◆ **WORK ITEM**: Repeat all the data exactly, and where a record holds a picture, leave that picture out.
BEGIN
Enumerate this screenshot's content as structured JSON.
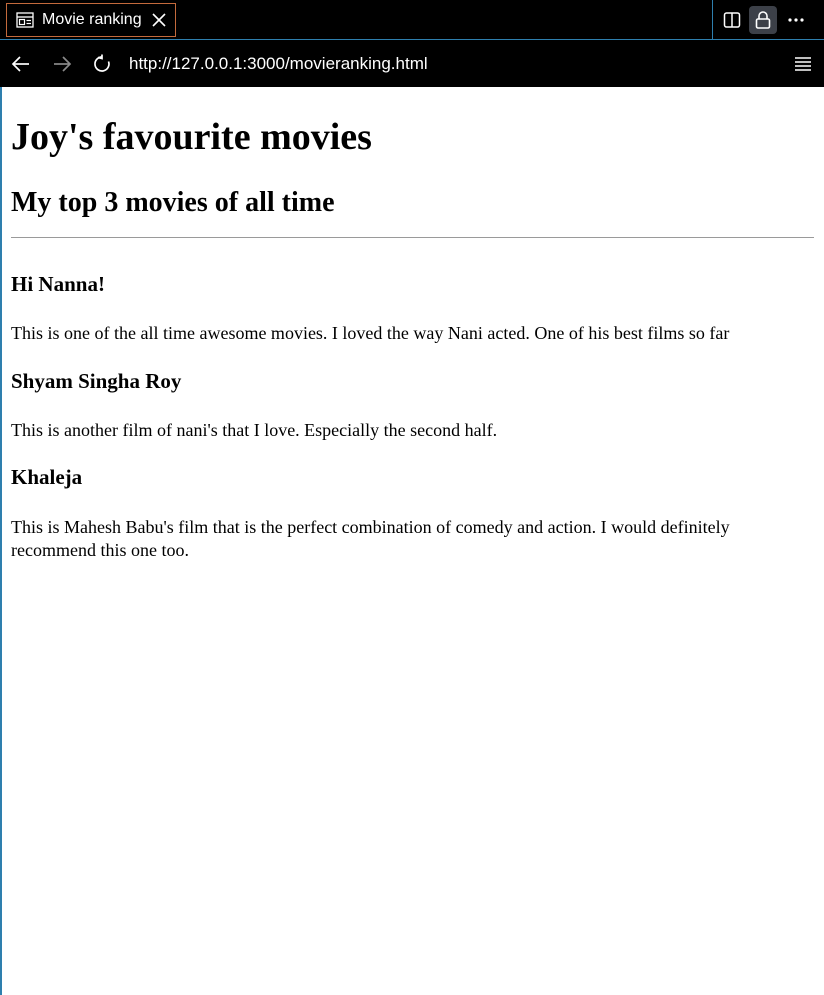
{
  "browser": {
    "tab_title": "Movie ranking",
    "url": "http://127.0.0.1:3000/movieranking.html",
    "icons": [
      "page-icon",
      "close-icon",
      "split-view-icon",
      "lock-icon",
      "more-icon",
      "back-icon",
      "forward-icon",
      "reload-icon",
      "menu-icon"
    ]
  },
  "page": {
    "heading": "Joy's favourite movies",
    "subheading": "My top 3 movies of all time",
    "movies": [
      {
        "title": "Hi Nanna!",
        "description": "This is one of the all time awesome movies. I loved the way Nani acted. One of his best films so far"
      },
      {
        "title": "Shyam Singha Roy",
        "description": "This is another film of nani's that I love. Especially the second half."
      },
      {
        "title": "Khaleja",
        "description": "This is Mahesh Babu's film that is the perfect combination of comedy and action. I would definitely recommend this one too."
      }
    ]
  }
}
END
◆ **RESPONSE AREA**:
Enumerate this screenshot's content as structured JSON.
{
  "browser": {
    "tab_title": "Movie ranking",
    "url": "http://127.0.0.1:3000/movieranking.html",
    "icons": [
      "page-icon",
      "close-icon",
      "split-view-icon",
      "lock-icon",
      "more-icon",
      "back-icon",
      "forward-icon",
      "reload-icon",
      "menu-icon"
    ]
  },
  "page": {
    "heading": "Joy's favourite movies",
    "subheading": "My top 3 movies of all time",
    "movies": [
      {
        "title": "Hi Nanna!",
        "description": "This is one of the all time awesome movies. I loved the way Nani acted. One of his best films so far"
      },
      {
        "title": "Shyam Singha Roy",
        "description": "This is another film of nani's that I love. Especially the second half."
      },
      {
        "title": "Khaleja",
        "description": "This is Mahesh Babu's film that is the perfect combination of comedy and action. I would definitely recommend this one too."
      }
    ]
  }
}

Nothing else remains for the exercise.